• WHAT IS REQUIRED:
Across the records, count every line that includes "using" and give the number by itself.

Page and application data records

- - -

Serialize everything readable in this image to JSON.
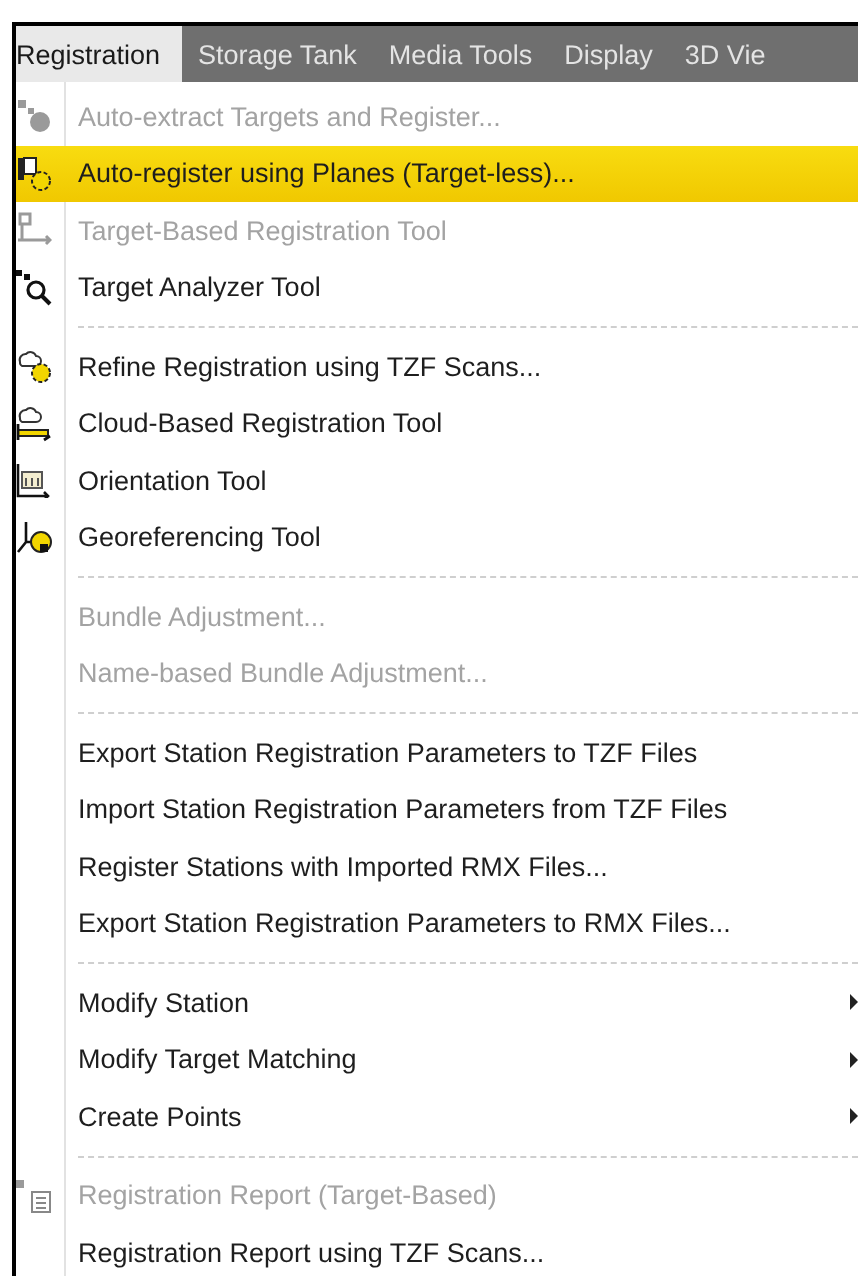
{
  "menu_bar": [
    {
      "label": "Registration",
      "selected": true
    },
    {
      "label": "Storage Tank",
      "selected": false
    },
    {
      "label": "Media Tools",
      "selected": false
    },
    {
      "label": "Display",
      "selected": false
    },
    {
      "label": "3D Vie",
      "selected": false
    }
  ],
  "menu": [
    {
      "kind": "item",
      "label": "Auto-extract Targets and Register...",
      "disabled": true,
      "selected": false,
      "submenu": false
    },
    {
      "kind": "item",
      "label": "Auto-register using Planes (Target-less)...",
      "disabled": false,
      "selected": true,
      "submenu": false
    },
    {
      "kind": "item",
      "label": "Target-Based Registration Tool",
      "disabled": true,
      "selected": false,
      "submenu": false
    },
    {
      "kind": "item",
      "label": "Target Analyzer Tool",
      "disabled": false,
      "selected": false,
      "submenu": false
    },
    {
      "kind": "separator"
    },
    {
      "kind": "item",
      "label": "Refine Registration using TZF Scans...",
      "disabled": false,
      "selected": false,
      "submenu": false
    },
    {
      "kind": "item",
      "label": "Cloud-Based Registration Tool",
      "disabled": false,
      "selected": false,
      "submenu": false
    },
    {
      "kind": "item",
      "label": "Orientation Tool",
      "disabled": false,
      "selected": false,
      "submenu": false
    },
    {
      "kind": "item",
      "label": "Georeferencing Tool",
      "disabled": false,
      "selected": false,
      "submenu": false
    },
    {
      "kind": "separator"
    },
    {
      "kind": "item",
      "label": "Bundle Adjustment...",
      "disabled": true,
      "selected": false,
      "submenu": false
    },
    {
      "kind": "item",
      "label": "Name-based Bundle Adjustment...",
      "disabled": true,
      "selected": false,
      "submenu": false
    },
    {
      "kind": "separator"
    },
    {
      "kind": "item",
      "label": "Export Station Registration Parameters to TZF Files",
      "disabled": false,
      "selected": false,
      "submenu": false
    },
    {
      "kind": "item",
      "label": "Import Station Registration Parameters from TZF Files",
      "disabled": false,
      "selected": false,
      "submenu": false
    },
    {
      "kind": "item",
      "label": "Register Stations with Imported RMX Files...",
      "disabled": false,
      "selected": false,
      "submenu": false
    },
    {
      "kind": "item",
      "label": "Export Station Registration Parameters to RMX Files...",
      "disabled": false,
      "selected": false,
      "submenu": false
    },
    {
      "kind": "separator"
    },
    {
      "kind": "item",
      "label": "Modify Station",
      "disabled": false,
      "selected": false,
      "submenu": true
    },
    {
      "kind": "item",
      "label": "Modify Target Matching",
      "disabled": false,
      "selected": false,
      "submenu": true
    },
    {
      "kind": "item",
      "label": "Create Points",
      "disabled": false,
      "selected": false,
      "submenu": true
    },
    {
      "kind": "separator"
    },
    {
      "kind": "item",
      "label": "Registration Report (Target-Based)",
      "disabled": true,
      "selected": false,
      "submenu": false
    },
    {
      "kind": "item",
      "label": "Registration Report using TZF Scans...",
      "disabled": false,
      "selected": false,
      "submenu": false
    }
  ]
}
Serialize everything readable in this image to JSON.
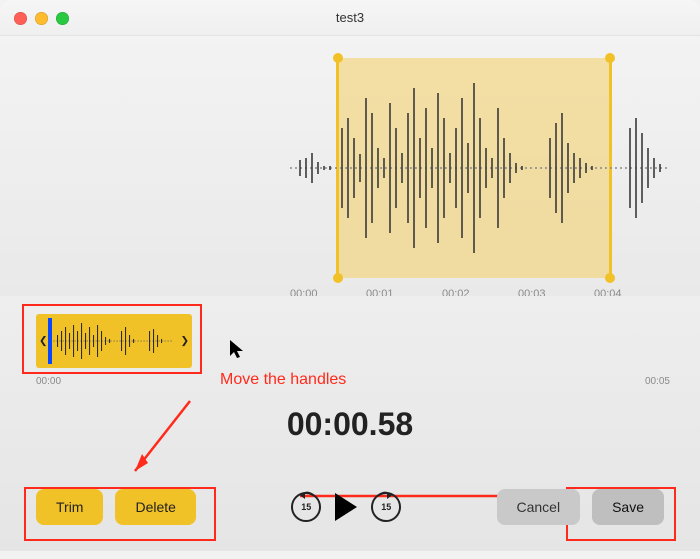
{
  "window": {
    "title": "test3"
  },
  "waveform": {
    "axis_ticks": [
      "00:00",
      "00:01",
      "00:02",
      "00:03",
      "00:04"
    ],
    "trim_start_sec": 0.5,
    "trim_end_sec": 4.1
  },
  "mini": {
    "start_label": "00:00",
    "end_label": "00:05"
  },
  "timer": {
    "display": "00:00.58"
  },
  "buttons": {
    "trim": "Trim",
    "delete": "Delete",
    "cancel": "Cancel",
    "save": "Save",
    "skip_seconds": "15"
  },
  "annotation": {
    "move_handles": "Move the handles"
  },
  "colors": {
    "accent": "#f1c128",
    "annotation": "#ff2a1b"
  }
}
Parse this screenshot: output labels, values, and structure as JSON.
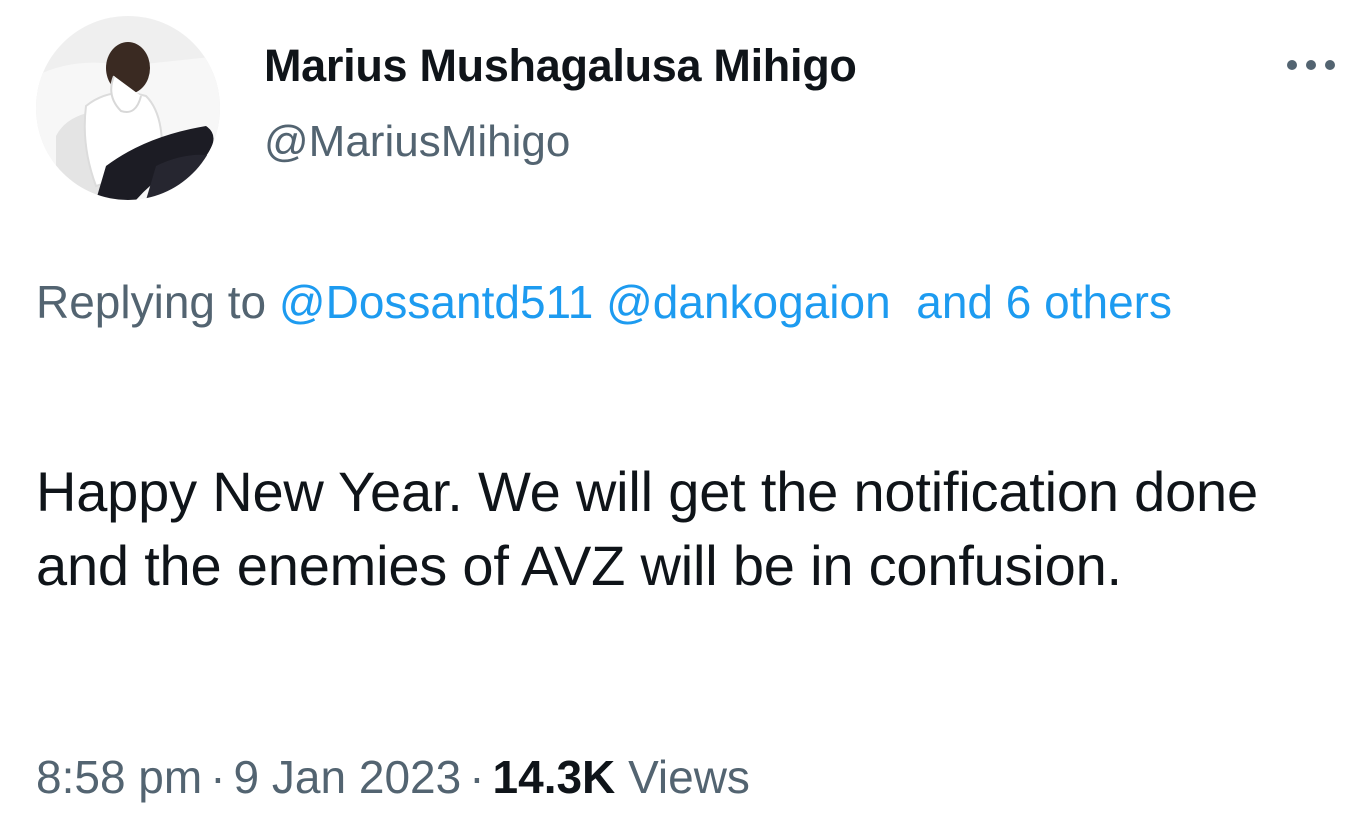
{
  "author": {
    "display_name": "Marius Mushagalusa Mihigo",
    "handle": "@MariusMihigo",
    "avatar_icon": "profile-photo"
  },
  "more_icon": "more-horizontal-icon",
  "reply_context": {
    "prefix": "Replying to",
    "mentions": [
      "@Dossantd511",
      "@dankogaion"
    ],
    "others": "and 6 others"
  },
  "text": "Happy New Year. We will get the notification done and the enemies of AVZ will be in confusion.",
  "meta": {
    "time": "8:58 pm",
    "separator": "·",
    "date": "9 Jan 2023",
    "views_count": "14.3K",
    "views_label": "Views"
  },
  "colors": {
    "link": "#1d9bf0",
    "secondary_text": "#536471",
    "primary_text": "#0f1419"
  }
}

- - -

• WORKED SOLUTION:
3